Switching a Desert Eagle to another chambering requires only that the correct barrel, bolt assembly, and magazine be installed. Thus, a conversion to fire the other cartridges can be quickly accomplished. The rim diameter of the .50 AE (Action Express) is the same as the .44 Remington Magnum cartridge, consequently only a barrel and magazine change is required to convert a .44 Desert Eagle to the larger, more powerful .50 AE round. The most popular barrel length is 6 in (152 mm), although a 10 in (254 mm) barrel is available. The Mark XIX barrels are machined with integral scope mounting bases, simplifying the process of adding a pistol scope.

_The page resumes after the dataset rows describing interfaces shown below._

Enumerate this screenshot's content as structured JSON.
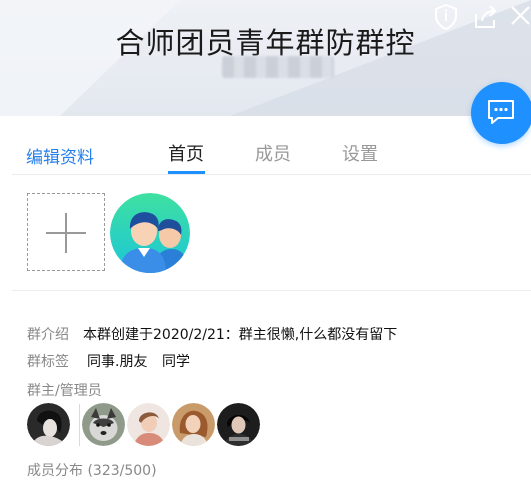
{
  "colors": {
    "accent": "#1e90ff",
    "link": "#2680eb",
    "header_bg": "#e6eaf0"
  },
  "header": {
    "group_name": "合师团员青年群防群控",
    "icons": [
      "shield-icon",
      "share-icon",
      "close-icon"
    ]
  },
  "chat_button": {
    "icon": "chat-bubble-icon"
  },
  "tabs": {
    "edit_label": "编辑资料",
    "items": [
      {
        "label": "首页",
        "active": true
      },
      {
        "label": "成员",
        "active": false
      },
      {
        "label": "设置",
        "active": false
      }
    ]
  },
  "media": {
    "add_icon": "plus-icon",
    "group_avatar_icon": "two-people-avatar-icon"
  },
  "info": {
    "intro_label": "群介绍",
    "intro_value": "本群创建于2020/2/21：群主很懒,什么都没有留下",
    "tags_label": "群标签",
    "tags": [
      "同事.朋友",
      "同学"
    ],
    "admins_label": "群主/管理员",
    "distribution_label": "成员分布",
    "distribution_count": "(323/500)"
  }
}
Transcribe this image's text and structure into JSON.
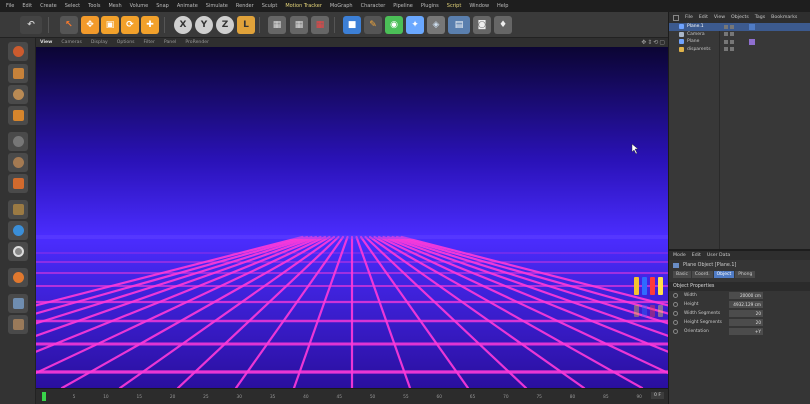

The Desert Eagle is fed with a detachable magazine. Magazine capacity is 9 rounds in .357 Magnum, 8 rounds in .44 Magnum, and 7 rounds in .50 Action Express. The Desert Eagle's barrel features polygonal rifling. The pistol is primarily used for hunting, target shooting, and silhouette shooting.

Type Semi-Automatic Pistol
Place of origin  Israel
Production history
Designer Magnum Research and Israel Military Industries
Designed 1979–1982
Manufacturer Magnum Research
(2009–current)
Magnum Research
and Israel Weapon Industries
(2005–2009)
Israel Military Industries
(1998–2005)
(1982–1995)
Saco Defense
(1995–1998)
Produced 1982–present
Variants Mark I
Mark VII
Mark XIX
Specifications
Weight Mark VII
1,766 g (3.9 lb) (.357 MAGNUM)
1,897 g (4.2 lb) (.44 MAGNUM)
Mark XIX
1,998.6 g (4.4 lb)
Length Mark VII
10.6 in (269.2 mm) (6in barrel)
Mark XIX
10.75 in (273.1 mm) (6in barrel)
14.75 in (374.6 mm) (10in barrel)
Barrel length 6 in (152.4 mm)
10 in (254.0 mm)
Cartridge .50 Action Express
.44 Magnum
.357 Magnum
.440 Cor-bon
.41 Magnum
.357/44 Bain & Davis (IMI prototype only)
Action Gas-operated, rotating bolt
Muzzle velocity 470 m/s(.50AE)
Maximum firing range 200 m
Feed system Detachable stick magazine; capacities:
9 rounds (.357)
8 rounds (.41 and .44)
7 rounds (.440 Cor-bon and .50 AE)
Sights Iron sights and optional optics

End notes